More educated folks than Virgil have concluded the same -- that human life is unsustainable at the present level and that it would take a die-off of 70-90% of humanity for us to become sustainable again, not to mention another 10 million years for the earth to restore itself. I've heard this from renowned experts, and also that human pandemics may well be the earth's way of healing itself. None of them would ever say it publicly. Would you? The only one who did so was crucified by the press, the liberal community, politicians and his own university. I'll spare him additional hate mail by witholding his name, though many readers are already aware of the shit storm his lecture stirred up a few months ago. Some subjects are absolutely taboo, even in the lofty objective world of science. One just does not say such things aloud. But Virgil can say any damned thing he wants to, and does.
One of the less controversial but nonetheless true things Virgil says is that the current war in Iraq "was a piece of shit from the word go, but there ain't no stopping people once they start scratching gravel and crowing at one another." Sayeth the Keystone Bard,
"I was in one war and I can tell you it is a damned nasty thing, deed it is. But people gonna fight wars, it's in their blood. Man has got a war gland somewhere inside him, I think. It's always sumthin' or other. In the old days it was for gold an territoree, and slaves and scalps. Now it's for oil. Personally though, I'd rather have oil than a scalp any day.
"Ain't no stopping war, and it don't matter who you vote for. I voted for Truman and he damned near got my ass shot off. I voted for Kennedy and he just couldn't stay off fightin the pajamas in Veetnam, and damned near got us A-bombed over Cuba. I voted for Boosh and look what he's done. Got us pinned down by that bunch of striped assed heathens in Irak. It's always the same."
So why do we even bother with the pretense of a two-party system? Virgil, pouring himself another short one into a blue plastic cup: "Well, it gives the Republicans a chance to get elected from time to time. Otherwise nobody would vote for 'em these days, and they damned well know it. But people gets tired of the likes of Bill Clinton and his side action, and Al Gore and John Kerry and their snottiness, so they vote for a Republican because mostly the Democrats has become slick little shit-asses." According to Virgil, Lyndon Johnson and Jimmy Carter were the only Democrats in the last half century who weren't.) "Then a few years later all our asses is in a sling after the Republicans has robbed the little feller and give it all to the rich.
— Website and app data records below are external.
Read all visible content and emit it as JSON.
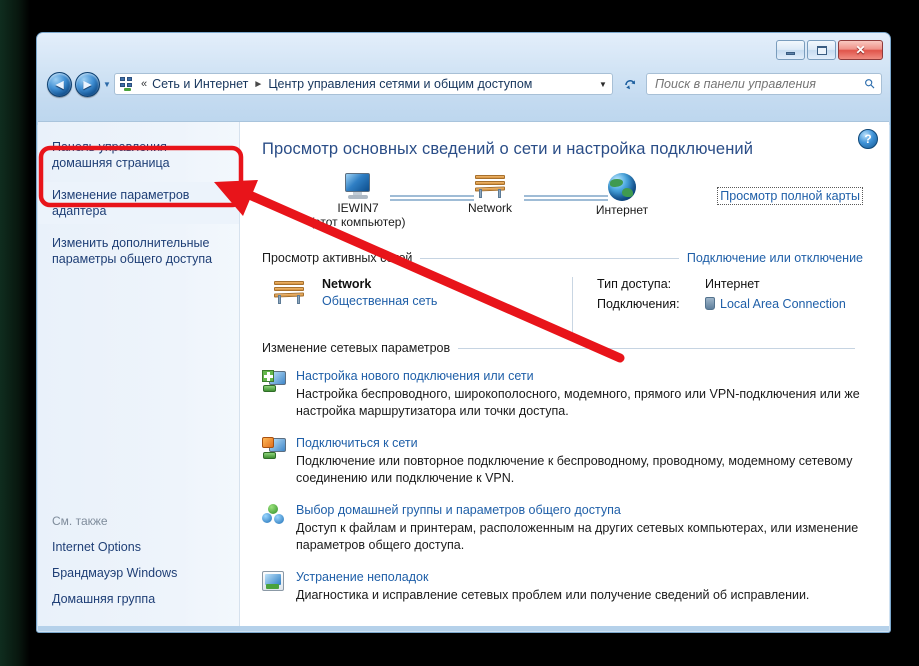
{
  "window": {
    "controls": {
      "minimize": "—",
      "maximize": "□",
      "close": "✕"
    }
  },
  "addressbar": {
    "back": "◄",
    "forward": "►",
    "chevron": "«",
    "crumb1": "Сеть и Интернет",
    "separator": "►",
    "crumb2": "Центр управления сетями и общим доступом",
    "dropdown": "▼",
    "refresh": "↻"
  },
  "search": {
    "placeholder": "Поиск в панели управления",
    "value": "",
    "icon": "⌕"
  },
  "sidebar": {
    "links": [
      "Панель управления - домашняя страница",
      "Изменение параметров адаптера",
      "Изменить дополнительные параметры общего доступа"
    ],
    "see_also_title": "См. также",
    "see_also": [
      "Internet Options",
      "Брандмауэр Windows",
      "Домашняя группа"
    ]
  },
  "help": {
    "glyph": "?"
  },
  "main": {
    "page_title": "Просмотр основных сведений о сети и настройка подключений",
    "map": {
      "nodes": [
        {
          "label": "IEWIN7",
          "sub": "(этот компьютер)"
        },
        {
          "label": "Network",
          "sub": ""
        },
        {
          "label": "Интернет",
          "sub": ""
        }
      ],
      "full_map_link": "Просмотр полной карты"
    },
    "active_networks": {
      "title": "Просмотр активных сетей",
      "action": "Подключение или отключение",
      "network_name": "Network",
      "network_type": "Общественная сеть",
      "access_type_key": "Тип доступа:",
      "access_type_value": "Интернет",
      "connections_key": "Подключения:",
      "connections_value": "Local Area Connection"
    },
    "change_settings": {
      "title": "Изменение сетевых параметров",
      "items": [
        {
          "title": "Настройка нового подключения или сети",
          "desc": "Настройка беспроводного, широкополосного, модемного, прямого или VPN-подключения или же настройка маршрутизатора или точки доступа."
        },
        {
          "title": "Подключиться к сети",
          "desc": "Подключение или повторное подключение к беспроводному, проводному, модемному сетевому соединению или подключение к VPN."
        },
        {
          "title": "Выбор домашней группы и параметров общего доступа",
          "desc": "Доступ к файлам и принтерам, расположенным на других сетевых компьютерах, или изменение параметров общего доступа."
        },
        {
          "title": "Устранение неполадок",
          "desc": "Диагностика и исправление сетевых проблем или получение сведений об исправлении."
        }
      ]
    }
  },
  "annotation": {
    "color": "#e8141a",
    "target": "Изменение параметров адаптера"
  }
}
So they go back to the Democrats to get some welfare or unemployment or some kind of relief like they got from Roosevelt and Johnson. The little man has got to have some relief time to time. Back and forth. Back and forth." When it comes to political analysis, Virgil keeps it simple and on the mark.
"OK, so what do you think people really want?"
"You really want to know what I think? I think we should just elect a goddamned king and be done with it. That's what people want. Somebody to tell 'em exactly when to shit, where to shit and what color. A nice king who will take care of everything, protect 'em so's they can just watch television and bet on the basketball games. That's what they really want. Politics is just too fuckin' hard for most people."
We shall see.